**Prompt:** Every line of the records that holds the word "views" should be copied.

**Input data:**
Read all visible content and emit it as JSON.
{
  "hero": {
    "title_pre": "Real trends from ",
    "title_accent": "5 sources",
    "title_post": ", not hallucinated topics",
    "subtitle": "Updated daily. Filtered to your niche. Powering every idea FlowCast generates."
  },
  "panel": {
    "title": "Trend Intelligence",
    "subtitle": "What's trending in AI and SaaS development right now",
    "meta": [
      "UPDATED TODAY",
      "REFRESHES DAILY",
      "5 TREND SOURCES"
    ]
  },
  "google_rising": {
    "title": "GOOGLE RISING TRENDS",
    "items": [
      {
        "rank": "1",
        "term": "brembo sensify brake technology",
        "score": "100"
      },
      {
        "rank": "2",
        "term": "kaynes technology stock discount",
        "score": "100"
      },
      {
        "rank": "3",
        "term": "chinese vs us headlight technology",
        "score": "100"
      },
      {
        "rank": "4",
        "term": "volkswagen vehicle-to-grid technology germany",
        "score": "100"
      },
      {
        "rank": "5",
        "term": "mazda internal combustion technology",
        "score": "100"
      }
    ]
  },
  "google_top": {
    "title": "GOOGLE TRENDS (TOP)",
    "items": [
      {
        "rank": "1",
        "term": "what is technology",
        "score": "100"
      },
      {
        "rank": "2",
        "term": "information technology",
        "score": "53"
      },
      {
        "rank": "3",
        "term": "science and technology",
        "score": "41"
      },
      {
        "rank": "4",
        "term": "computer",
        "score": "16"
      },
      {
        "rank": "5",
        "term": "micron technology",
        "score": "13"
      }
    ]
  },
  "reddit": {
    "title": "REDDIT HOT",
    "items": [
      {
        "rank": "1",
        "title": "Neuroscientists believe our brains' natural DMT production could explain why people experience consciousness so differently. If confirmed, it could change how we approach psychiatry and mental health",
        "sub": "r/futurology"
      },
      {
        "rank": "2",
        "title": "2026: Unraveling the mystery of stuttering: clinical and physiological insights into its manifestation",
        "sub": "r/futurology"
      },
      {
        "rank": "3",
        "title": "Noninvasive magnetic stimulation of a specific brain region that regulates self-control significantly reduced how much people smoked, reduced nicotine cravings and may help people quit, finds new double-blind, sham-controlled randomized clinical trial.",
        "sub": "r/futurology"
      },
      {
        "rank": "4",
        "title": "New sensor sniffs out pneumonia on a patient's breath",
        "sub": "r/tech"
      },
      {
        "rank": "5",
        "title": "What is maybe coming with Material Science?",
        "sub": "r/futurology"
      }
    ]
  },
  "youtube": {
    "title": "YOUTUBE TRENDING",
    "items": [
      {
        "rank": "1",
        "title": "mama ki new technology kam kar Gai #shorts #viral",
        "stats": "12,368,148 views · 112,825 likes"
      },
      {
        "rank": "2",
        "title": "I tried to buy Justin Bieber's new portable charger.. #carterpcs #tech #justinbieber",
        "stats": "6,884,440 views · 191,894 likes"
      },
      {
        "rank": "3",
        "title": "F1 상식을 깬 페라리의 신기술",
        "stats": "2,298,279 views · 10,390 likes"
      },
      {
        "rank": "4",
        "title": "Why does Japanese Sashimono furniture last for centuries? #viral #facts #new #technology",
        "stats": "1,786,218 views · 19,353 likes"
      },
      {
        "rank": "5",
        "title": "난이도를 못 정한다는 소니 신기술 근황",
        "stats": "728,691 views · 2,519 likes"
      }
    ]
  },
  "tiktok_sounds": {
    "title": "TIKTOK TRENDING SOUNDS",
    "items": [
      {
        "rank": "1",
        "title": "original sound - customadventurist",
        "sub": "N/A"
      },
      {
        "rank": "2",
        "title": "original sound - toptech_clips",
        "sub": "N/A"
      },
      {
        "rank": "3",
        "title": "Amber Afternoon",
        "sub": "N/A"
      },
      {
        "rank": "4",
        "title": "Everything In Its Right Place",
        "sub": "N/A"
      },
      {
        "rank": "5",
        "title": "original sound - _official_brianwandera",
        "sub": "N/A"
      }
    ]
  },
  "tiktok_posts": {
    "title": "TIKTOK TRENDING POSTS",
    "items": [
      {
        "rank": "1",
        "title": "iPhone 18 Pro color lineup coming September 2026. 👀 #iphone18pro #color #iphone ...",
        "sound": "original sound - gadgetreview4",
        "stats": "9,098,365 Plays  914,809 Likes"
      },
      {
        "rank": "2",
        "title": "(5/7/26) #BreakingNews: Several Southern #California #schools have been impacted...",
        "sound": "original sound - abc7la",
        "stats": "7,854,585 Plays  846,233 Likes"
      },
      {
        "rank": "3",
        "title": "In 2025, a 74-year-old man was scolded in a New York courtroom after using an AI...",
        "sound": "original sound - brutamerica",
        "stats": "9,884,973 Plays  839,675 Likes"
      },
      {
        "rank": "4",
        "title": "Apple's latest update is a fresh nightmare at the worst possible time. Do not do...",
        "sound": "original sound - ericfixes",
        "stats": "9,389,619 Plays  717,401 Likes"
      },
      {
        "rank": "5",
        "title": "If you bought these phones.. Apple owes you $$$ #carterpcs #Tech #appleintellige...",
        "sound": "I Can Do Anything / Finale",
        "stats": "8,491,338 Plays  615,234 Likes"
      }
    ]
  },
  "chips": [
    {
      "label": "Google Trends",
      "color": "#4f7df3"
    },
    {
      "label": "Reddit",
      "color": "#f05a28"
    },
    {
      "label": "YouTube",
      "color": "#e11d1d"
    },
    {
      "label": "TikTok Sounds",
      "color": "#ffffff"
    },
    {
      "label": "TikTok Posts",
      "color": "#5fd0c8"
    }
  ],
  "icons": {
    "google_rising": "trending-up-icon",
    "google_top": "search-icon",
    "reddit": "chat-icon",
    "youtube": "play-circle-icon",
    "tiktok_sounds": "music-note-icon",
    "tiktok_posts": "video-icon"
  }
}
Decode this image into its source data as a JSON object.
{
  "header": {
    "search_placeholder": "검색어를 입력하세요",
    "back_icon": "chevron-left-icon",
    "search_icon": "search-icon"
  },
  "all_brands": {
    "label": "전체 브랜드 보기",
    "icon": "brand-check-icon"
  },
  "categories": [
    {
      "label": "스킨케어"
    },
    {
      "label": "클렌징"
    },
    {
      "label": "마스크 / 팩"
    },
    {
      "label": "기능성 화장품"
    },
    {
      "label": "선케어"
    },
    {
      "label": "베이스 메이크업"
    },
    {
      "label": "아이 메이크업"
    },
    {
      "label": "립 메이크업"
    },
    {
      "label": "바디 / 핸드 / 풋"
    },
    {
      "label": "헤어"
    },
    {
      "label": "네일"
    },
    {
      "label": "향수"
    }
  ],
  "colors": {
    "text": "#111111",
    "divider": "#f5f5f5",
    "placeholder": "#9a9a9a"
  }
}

**Result:**
        "stats": "12,368,148 views · 112,825 likes"
        "stats": "6,884,440 views · 191,894 likes"
        "stats": "2,298,279 views · 10,390 likes"
        "stats": "1,786,218 views · 19,353 likes"
        "stats": "728,691 views · 2,519 likes"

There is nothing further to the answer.